#### WHAT THE TASK REQUIRES
Retrieve every line from the records in which the word "false" occurs.

#### DATA LISTING
+---+

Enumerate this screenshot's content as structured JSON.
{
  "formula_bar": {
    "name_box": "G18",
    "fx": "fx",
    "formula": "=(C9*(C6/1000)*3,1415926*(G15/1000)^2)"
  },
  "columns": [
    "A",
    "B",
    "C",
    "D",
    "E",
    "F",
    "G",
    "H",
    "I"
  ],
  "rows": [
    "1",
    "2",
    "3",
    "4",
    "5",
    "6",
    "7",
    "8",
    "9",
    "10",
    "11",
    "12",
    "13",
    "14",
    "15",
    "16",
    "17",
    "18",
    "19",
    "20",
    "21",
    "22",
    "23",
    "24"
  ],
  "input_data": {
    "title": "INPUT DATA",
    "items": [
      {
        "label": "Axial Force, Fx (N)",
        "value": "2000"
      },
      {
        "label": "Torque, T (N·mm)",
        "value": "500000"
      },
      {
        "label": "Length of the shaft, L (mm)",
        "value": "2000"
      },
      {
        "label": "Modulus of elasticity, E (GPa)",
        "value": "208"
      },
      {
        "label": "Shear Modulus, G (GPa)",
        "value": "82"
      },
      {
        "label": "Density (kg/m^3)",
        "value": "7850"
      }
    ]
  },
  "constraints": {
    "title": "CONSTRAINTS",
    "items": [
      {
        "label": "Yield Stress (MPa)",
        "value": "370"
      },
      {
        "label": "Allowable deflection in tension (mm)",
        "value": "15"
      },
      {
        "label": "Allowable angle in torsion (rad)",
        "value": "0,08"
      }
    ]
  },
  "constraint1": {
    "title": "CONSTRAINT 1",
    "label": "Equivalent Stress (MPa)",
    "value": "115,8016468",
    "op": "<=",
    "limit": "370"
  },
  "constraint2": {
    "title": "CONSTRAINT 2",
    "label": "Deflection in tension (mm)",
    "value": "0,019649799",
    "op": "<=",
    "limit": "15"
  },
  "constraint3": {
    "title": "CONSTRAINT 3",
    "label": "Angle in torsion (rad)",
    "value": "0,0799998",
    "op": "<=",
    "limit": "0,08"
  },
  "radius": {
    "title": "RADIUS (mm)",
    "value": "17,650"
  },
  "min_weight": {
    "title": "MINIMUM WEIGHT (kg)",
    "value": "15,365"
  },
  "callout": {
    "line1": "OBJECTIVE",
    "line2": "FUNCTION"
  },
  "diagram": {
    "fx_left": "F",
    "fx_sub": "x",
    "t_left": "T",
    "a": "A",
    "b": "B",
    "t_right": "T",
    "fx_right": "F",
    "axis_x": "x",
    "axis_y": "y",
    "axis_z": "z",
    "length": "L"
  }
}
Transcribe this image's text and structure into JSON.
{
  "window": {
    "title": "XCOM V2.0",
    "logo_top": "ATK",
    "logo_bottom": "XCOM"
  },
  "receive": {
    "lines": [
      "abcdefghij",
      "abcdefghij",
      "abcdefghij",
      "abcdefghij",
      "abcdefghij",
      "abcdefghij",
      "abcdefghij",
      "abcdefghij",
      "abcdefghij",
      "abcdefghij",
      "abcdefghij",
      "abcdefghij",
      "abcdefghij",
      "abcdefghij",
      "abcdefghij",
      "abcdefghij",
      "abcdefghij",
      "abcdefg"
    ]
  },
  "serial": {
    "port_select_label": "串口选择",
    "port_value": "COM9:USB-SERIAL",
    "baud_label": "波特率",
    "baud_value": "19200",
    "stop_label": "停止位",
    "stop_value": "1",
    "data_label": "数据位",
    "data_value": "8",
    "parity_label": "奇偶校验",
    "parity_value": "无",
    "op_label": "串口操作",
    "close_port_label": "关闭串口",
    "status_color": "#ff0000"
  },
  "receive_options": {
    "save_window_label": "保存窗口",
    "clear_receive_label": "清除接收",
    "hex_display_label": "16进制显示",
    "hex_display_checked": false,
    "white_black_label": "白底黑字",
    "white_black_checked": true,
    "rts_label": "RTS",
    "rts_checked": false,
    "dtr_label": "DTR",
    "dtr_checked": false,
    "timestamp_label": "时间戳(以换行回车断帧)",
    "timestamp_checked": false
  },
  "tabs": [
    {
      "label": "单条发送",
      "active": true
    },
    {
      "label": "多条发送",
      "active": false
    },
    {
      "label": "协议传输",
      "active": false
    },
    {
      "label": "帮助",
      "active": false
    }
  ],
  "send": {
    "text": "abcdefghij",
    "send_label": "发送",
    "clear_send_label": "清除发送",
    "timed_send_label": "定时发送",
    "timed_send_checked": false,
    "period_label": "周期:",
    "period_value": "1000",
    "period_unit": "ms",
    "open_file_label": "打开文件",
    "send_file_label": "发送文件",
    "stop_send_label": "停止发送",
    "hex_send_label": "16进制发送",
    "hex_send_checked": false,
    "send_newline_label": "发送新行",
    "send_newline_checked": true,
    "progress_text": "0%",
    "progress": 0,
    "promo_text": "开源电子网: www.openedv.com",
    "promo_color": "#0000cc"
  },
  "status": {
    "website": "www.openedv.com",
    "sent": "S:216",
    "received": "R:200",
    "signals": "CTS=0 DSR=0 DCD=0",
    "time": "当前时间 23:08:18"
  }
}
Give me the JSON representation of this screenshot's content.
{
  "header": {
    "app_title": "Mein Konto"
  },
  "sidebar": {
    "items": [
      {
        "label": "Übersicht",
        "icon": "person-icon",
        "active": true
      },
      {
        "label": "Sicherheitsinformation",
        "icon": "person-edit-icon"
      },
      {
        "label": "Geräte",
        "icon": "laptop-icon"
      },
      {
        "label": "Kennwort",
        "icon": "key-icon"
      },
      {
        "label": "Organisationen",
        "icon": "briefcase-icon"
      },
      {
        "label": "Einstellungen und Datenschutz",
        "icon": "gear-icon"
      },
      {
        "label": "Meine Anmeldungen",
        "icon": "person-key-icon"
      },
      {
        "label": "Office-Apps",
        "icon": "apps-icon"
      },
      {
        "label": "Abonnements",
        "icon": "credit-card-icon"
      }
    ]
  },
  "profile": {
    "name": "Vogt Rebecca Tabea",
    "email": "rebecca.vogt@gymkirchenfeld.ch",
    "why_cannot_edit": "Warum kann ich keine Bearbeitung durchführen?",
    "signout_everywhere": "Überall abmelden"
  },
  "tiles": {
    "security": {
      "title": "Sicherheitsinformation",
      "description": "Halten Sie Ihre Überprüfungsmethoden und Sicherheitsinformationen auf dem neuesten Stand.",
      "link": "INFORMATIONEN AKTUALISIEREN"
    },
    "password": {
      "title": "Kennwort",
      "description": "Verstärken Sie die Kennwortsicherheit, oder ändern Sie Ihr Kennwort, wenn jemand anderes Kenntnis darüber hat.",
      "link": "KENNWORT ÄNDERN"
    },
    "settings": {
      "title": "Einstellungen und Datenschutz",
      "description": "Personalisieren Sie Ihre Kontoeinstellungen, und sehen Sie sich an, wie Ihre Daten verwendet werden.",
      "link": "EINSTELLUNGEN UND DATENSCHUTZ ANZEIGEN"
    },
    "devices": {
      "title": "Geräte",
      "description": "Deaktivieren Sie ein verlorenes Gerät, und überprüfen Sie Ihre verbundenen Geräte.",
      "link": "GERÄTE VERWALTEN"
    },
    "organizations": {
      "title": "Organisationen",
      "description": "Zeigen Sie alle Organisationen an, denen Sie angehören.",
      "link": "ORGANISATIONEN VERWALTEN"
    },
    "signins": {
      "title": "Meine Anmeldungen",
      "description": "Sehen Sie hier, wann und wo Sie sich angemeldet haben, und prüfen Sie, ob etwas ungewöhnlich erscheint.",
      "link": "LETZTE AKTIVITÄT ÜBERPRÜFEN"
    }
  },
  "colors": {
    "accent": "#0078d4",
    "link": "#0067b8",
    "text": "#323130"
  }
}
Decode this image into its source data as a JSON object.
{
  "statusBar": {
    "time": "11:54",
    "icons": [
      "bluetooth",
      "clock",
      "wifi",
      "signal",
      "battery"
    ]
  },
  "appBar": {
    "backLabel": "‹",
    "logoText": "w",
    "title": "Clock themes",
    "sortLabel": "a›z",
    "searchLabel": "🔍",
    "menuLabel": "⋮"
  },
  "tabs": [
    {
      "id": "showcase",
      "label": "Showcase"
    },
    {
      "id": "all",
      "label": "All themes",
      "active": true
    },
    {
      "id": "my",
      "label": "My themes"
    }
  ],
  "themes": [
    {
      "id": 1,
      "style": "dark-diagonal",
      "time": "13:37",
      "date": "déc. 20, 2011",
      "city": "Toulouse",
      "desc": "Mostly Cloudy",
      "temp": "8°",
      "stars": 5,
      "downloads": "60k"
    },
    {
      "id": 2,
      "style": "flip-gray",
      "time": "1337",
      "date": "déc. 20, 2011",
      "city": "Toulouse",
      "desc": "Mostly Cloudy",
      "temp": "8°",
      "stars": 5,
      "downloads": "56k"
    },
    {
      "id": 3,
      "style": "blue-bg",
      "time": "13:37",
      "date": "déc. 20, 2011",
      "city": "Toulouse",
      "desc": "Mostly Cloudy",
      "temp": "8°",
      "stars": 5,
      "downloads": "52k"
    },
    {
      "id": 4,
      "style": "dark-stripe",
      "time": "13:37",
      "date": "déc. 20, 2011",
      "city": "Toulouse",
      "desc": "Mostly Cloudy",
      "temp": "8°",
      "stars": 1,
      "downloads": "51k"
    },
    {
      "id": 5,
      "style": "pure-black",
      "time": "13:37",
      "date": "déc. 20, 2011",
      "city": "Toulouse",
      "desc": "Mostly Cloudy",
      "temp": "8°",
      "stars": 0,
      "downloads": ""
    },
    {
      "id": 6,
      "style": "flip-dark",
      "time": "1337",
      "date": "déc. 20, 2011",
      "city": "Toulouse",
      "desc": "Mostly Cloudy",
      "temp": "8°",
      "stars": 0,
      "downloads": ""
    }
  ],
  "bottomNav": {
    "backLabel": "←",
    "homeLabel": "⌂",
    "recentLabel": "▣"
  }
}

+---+

#### SOLUTION
    "hex_display_checked": false,
    "rts_checked": false,
    "dtr_checked": false,
    "timestamp_checked": false
      "active": false
      "active": false
      "active": false
    "timed_send_checked": false,
    "hex_send_checked": false,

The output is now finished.